As tennis returns in some areas, USTA releases safety recommendationsBy Apr 22, 2020
2023 Year in Review
Top 5 Best Quotes of 2023, No. 4: Paula Badosa had a dream…about Stefanos TsitsipasBy Dec 05, 2023
The Top 10 Matches of 2023
No. 10 of '23: At 4:15AM, Andy Murray finishes off Kokkinakis in heroic Australian Open recoveryBy Dec 05, 2023
Facts & Stats
Most titles in 2023: Djokovic leads the men with seven, Swiatek leads the women with sixBy Dec 05, 2023
New Balance expands tennis footprint with Australian Open, United Cup partnershipBy Dec 05, 2023
2023 Year in Review
Top 5 Best Quotes of 2023, No. 5: Elina Svitolina plays for a bigger purpose in winning returnBy Dec 04, 2023
Rafael Nadal is no longer demanding the most out of himselfBy Dec 04, 2023
2023 Year in Review
Novak Djokovic is still hungry, after all these yearsBy Dec 04, 2023
Novak Djokovic finishes at No. 1 in the ATP rankings for a record-extending eighth timeBy Dec 04, 2023
The tennis holiday gift guide: Great racquets from the top brandsBy Dec 04, 2023
As tennis returns in some areas, USTA releases safety recommendations
The organization published two documents that focus on how players and tennis facilities across the U.S. can play properly and operate safely.
Published Apr 22, 2020
On April 3, as the coronavirus pandemic was just beginning to disrupt the social habits of Americans from coast to coast, the United States Tennis Association said in a statement that "it is in the best interest of society to take a collective pause from playing the sport we love."

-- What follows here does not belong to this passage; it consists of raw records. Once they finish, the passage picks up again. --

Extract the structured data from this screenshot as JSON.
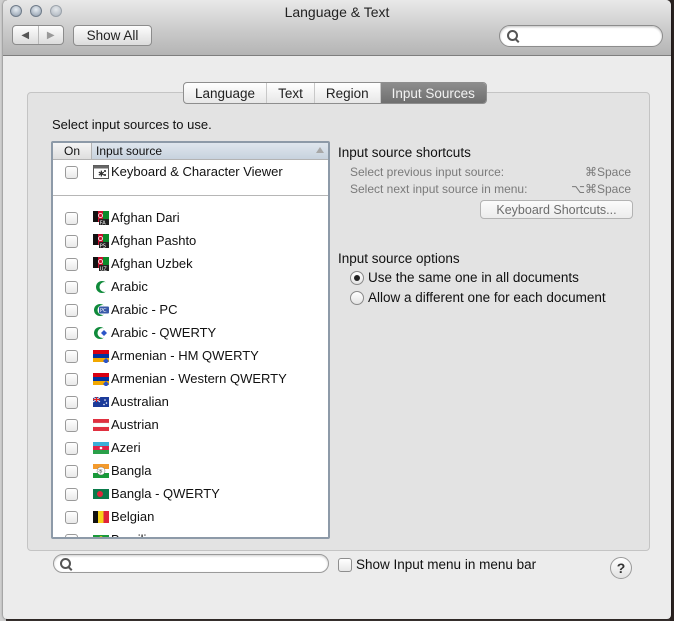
{
  "window": {
    "title": "Language & Text",
    "show_all_label": "Show All",
    "back_icon": "back-arrow-icon",
    "forward_icon": "forward-arrow-icon",
    "search_placeholder": ""
  },
  "tabs": [
    {
      "label": "Language",
      "active": false
    },
    {
      "label": "Text",
      "active": false
    },
    {
      "label": "Region",
      "active": false
    },
    {
      "label": "Input Sources",
      "active": true
    }
  ],
  "main": {
    "instruction": "Select input sources to use.",
    "list": {
      "col_on": "On",
      "col_source": "Input source",
      "pinned": [
        {
          "label": "Keyboard & Character Viewer",
          "checked": false,
          "icon": "keyboard-viewer-icon"
        }
      ],
      "items": [
        {
          "label": "Afghan Dari",
          "checked": false,
          "icon": "flag-afghanistan-icon",
          "code": "FA"
        },
        {
          "label": "Afghan Pashto",
          "checked": false,
          "icon": "flag-afghanistan-icon",
          "code": "PS"
        },
        {
          "label": "Afghan Uzbek",
          "checked": false,
          "icon": "flag-afghanistan-icon",
          "code": "UZ"
        },
        {
          "label": "Arabic",
          "checked": false,
          "icon": "crescent-icon"
        },
        {
          "label": "Arabic - PC",
          "checked": false,
          "icon": "crescent-pc-icon",
          "code": "PC"
        },
        {
          "label": "Arabic - QWERTY",
          "checked": false,
          "icon": "crescent-qwerty-icon"
        },
        {
          "label": "Armenian - HM QWERTY",
          "checked": false,
          "icon": "flag-armenia-icon"
        },
        {
          "label": "Armenian - Western QWERTY",
          "checked": false,
          "icon": "flag-armenia-icon"
        },
        {
          "label": "Australian",
          "checked": false,
          "icon": "flag-australia-icon"
        },
        {
          "label": "Austrian",
          "checked": false,
          "icon": "flag-austria-icon"
        },
        {
          "label": "Azeri",
          "checked": false,
          "icon": "flag-azerbaijan-icon"
        },
        {
          "label": "Bangla",
          "checked": false,
          "icon": "flag-bangla-icon"
        },
        {
          "label": "Bangla - QWERTY",
          "checked": false,
          "icon": "flag-bangladesh-icon"
        },
        {
          "label": "Belgian",
          "checked": false,
          "icon": "flag-belgium-icon"
        },
        {
          "label": "Brazilian",
          "checked": false,
          "icon": "flag-brazil-icon"
        }
      ]
    },
    "search_placeholder": ""
  },
  "shortcuts": {
    "heading": "Input source shortcuts",
    "prev_label": "Select previous input source:",
    "prev_keys": "⌘Space",
    "next_label": "Select next input source in menu:",
    "next_keys": "⌥⌘Space",
    "button_label": "Keyboard Shortcuts..."
  },
  "options": {
    "heading": "Input source options",
    "choices": [
      {
        "label": "Use the same one in all documents",
        "selected": true
      },
      {
        "label": "Allow a different one for each document",
        "selected": false
      }
    ]
  },
  "footer": {
    "show_menu_label": "Show Input menu in menu bar",
    "show_menu_checked": false,
    "help_label": "?"
  },
  "colors": {
    "active_tab": "#7c7c7c",
    "list_header_selected": "#cfd9e4",
    "list_border": "#8d9aa8"
  }
}
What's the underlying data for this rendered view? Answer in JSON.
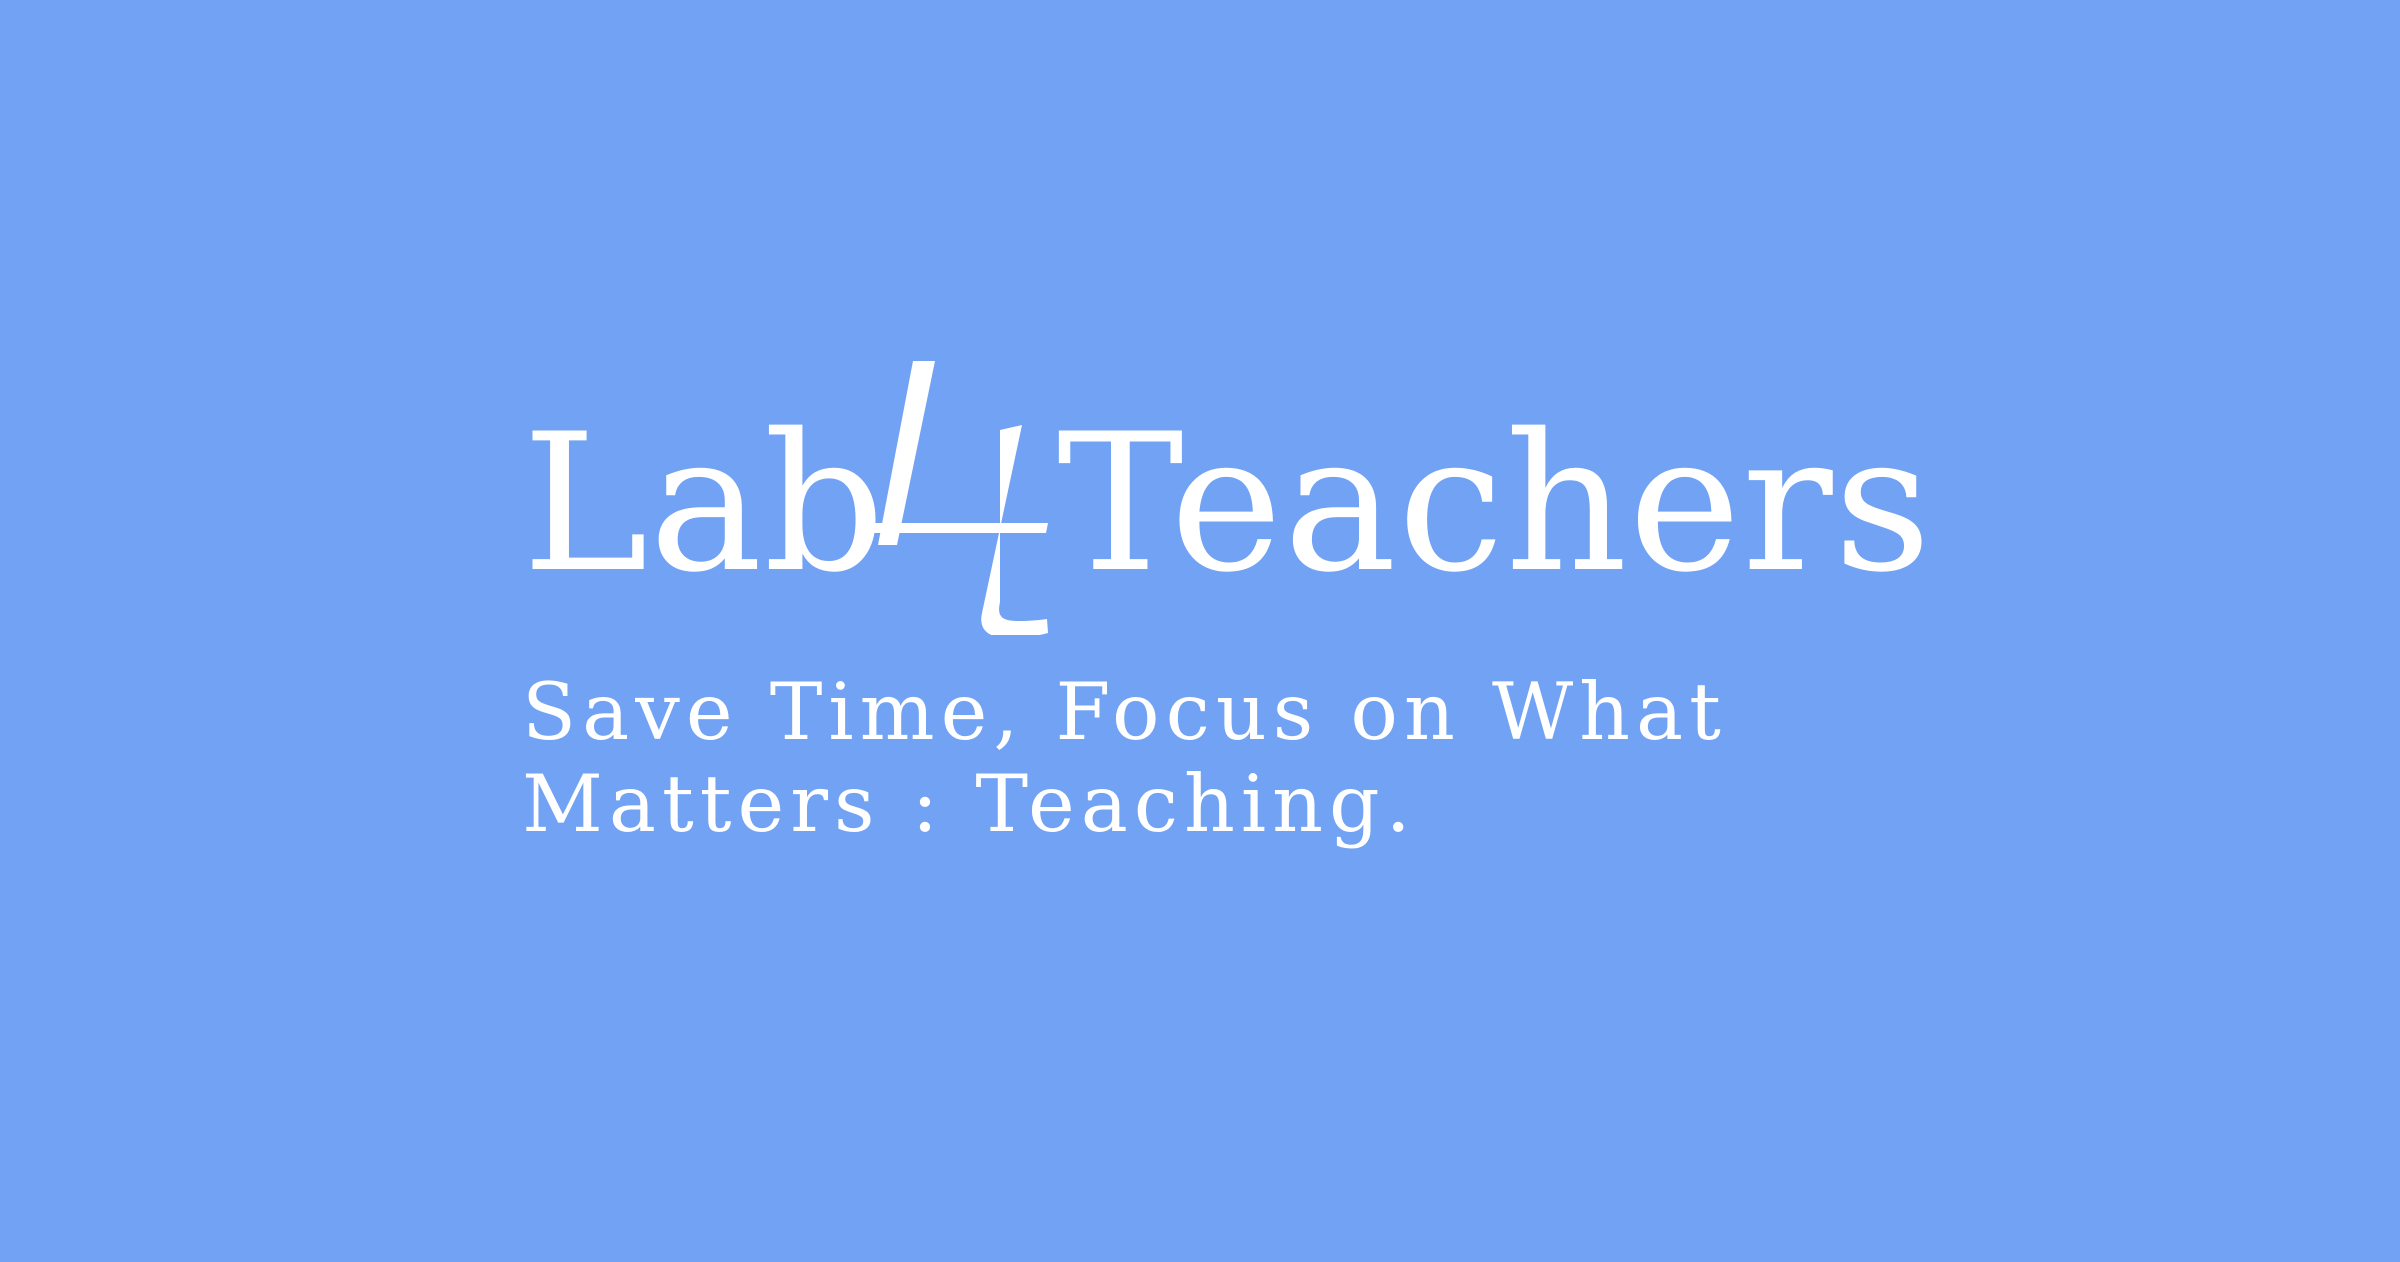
{
  "brand": {
    "name_part_1": "Lab",
    "name_part_2": "4",
    "name_part_3": "Teachers",
    "background_color": "#71a2f4",
    "text_color": "#ffffff"
  },
  "tagline": {
    "line_1": "Save Time, Focus on What",
    "line_2": "Matters : Teaching."
  }
}
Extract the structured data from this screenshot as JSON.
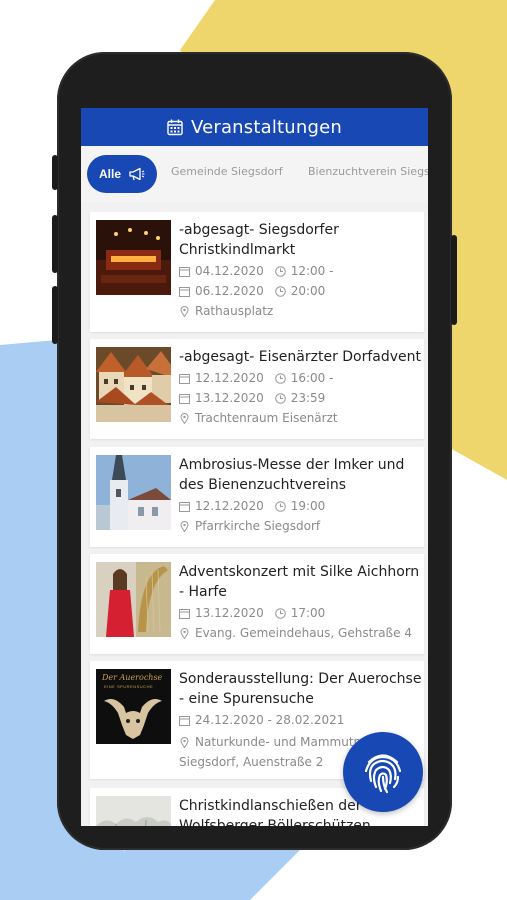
{
  "header": {
    "title": "Veranstaltungen",
    "icon": "calendar-icon"
  },
  "tabs": {
    "active_label": "Alle",
    "active_icon": "megaphone-icon",
    "items": [
      "Gemeinde Siegsdorf",
      "Bienzuchtverein Siegsdorf"
    ]
  },
  "events": [
    {
      "title": "-abgesagt- Siegsdorfer Christkindlmarkt",
      "date_start": "04.12.2020",
      "time_start": "12:00 -",
      "date_end": "06.12.2020",
      "time_end": "20:00",
      "location": "Rathausplatz"
    },
    {
      "title": "-abgesagt- Eisenärzter Dorfadvent",
      "date_start": "12.12.2020",
      "time_start": "16:00 -",
      "date_end": "13.12.2020",
      "time_end": "23:59",
      "location": "Trachtenraum Eisenärzt"
    },
    {
      "title": "Ambrosius-Messe der Imker und des Bienenzuchtvereins",
      "date": "12.12.2020",
      "time": "19:00",
      "location": "Pfarrkirche Siegsdorf"
    },
    {
      "title": "Adventskonzert mit Silke Aichhorn - Harfe",
      "date": "13.12.2020",
      "time": "17:00",
      "location": "Evang. Gemeindehaus, Gehstraße 4"
    },
    {
      "title": "Sonderausstellung: Der Auerochse - eine Spurensuche",
      "date": "24.12.2020 - 28.02.2021",
      "location": "Naturkunde- und Mammutm",
      "location_line2": "Siegsdorf, Auenstraße 2",
      "thumb_text_1": "Der Auerochse",
      "thumb_text_2": "EINE SPURENSUCHE"
    },
    {
      "title": "Christkindlanschießen der Wolfsberger Böllerschützen"
    }
  ],
  "colors": {
    "primary": "#1848b4",
    "yellow_bg": "#efd66c",
    "blue_bg": "#a9cdf3"
  },
  "fab_icon": "fingerprint-icon"
}
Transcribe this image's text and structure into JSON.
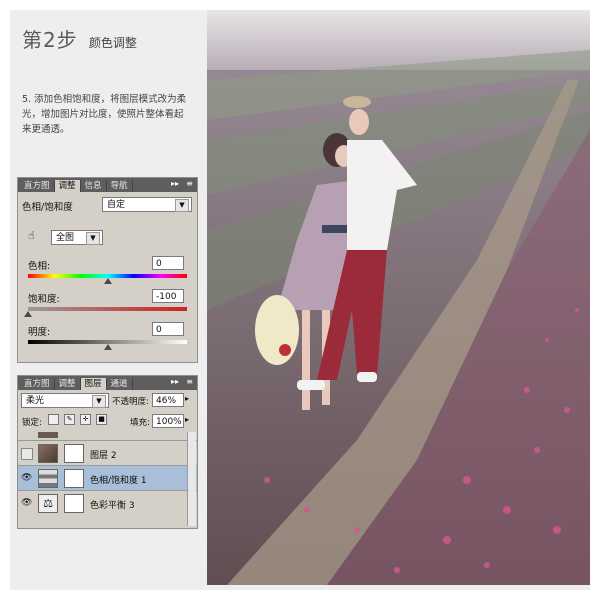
{
  "heading": {
    "step": "第2步",
    "subtitle": "颜色调整"
  },
  "instruction": "5. 添加色相饱和度，将图层模式改为柔光，增加图片对比度，使照片整体看起来更通透。",
  "adjustments_panel": {
    "tabs": [
      "直方图",
      "调整",
      "信息",
      "导航"
    ],
    "active_tab": "调整",
    "title": "色相/饱和度",
    "preset": "自定",
    "channel": "全图",
    "sliders": [
      {
        "label": "色相:",
        "value": "0",
        "level": 0.5
      },
      {
        "label": "饱和度:",
        "value": "-100",
        "level": 0.0
      },
      {
        "label": "明度:",
        "value": "0",
        "level": 0.5
      }
    ]
  },
  "layers_panel": {
    "tabs": [
      "直方图",
      "调整",
      "图层",
      "通道"
    ],
    "active_tab": "图层",
    "blend_mode": "柔光",
    "opacity_label": "不透明度:",
    "opacity": "46%",
    "lock_label": "锁定:",
    "fill_label": "填充:",
    "fill": "100%",
    "layers": [
      {
        "name": "图层 2",
        "visible": false,
        "selected": false
      },
      {
        "name": "色相/饱和度 1",
        "visible": true,
        "selected": true
      },
      {
        "name": "色彩平衡 3",
        "visible": true,
        "selected": false
      }
    ]
  },
  "colors": {
    "selected_layer": "#a9bfd9",
    "panel_bg": "#d4d0c8",
    "tab_bar": "#5e5e5e"
  }
}
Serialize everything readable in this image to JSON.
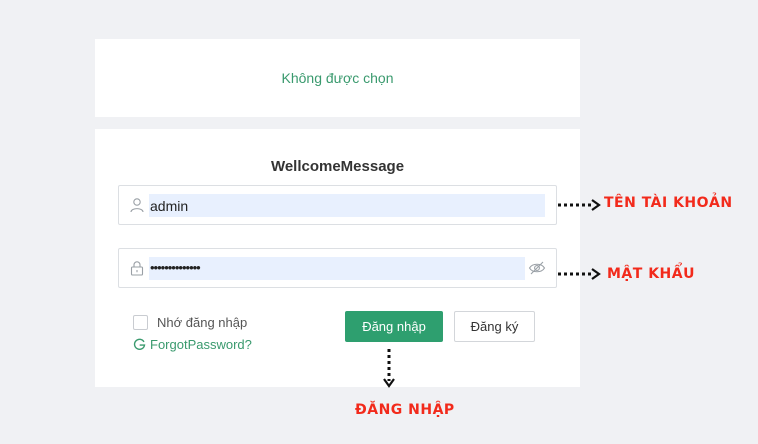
{
  "top_card": {
    "selection_text": "Không được chọn"
  },
  "login_form": {
    "welcome_message": "WellcomeMessage",
    "username_value": "admin",
    "password_value": "••••••••••••••",
    "remember_label": "Nhớ đăng nhập",
    "forgot_label": "ForgotPassword?",
    "login_button": "Đăng nhập",
    "register_button": "Đăng ký"
  },
  "annotations": {
    "username": "TÊN TÀI KHOẢN",
    "password": "MẬT KHẨU",
    "login": "ĐĂNG NHẬP"
  },
  "colors": {
    "accent": "#2e9f6f",
    "annotation": "#f22a1b",
    "autofill": "#e8f0fe"
  }
}
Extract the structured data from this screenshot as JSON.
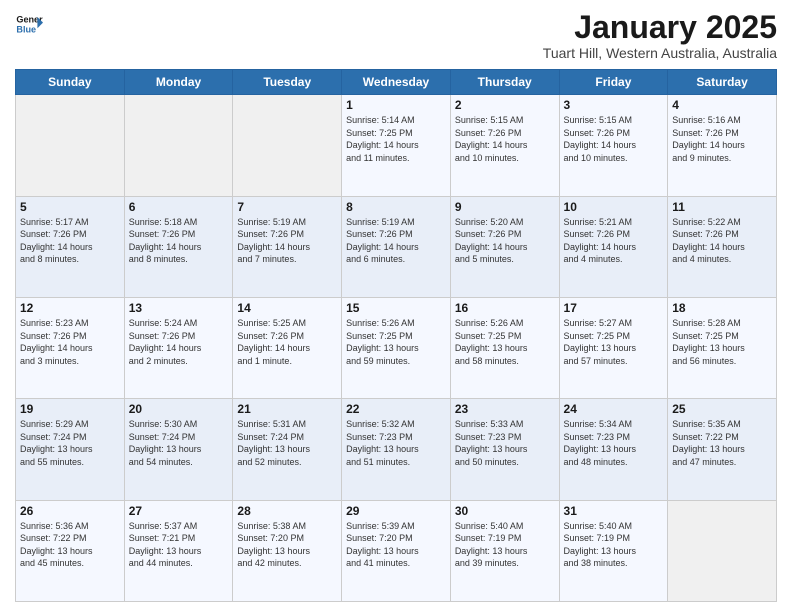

Nineteen days later, the USTA has issued a new statement, this one about potentially resuming tennis, given the realities that some areas of the country are beginning to re-open.
"The USTA recognizes that the coronavirus has been affecting different parts of the country in different ways and with different timing," read the statement. "We therefore believe it will be possible for people to return to playing tennis safely in some cities and states sooner than others."
The facility and program safety suggestions are broken up into seven categories: assessing the situation; encouraging social distancing; providing a clean environment; tennis balls; equipment, coaching; and organizing activities. Recommendations include:
—Online bookings are recommended, and have participants make payments online. Avoid handling cash.
—All score tenders will be taken off the courts to prevent touching.
—Use every second court where practical.
—Live ball drills and game-based play is recommended over using baskets.
—Try to restrict balls to a particular group, court or day of the week. One idea is to label them with a permanent marker.
—Using a ball machine is a great option for giving lessons, as it avoids having people touch the balls. Using ball tubes and basket pickups to pick up loose balls after a ball machine rotation also limits contact.
For players, some recommendations include:
—Bring a full water bottle to avoid touching a tap or water fountain handle.
—Arrive as close as possible to when you need to be there.
—Stay on your side of court. Avoid changing ends of the court.
—If a ball from another court comes to you, send it back with a kick or with
—After playing, leave the court as soon as reasonably possible.
"In communities where stay-at-home or shelter-in-place orders have been lifted or modified, and where the locality meets the standards in the Federal Guidelines, then tennis, if played properly, can be a great opportunity to relieve stress, socialize with others and provide much-needed exercise," said the USTA.
The organization also noted that it is the responsibility of tennis providers and instructors to closely assess their local environments and restrictions during this time.
"Of primary importance is taking every precaution to help keep all participants safe," said the USTA in its list of recommendations. The facility and program safety measures will remain in place until a universal vaccine or effective treatment for the coronavirus becomes available.
The USTA also stated that these local decisions during the phased opening will not apply to USTA-sanctioned events. All USTA programs will still remain suspended until at least May 31.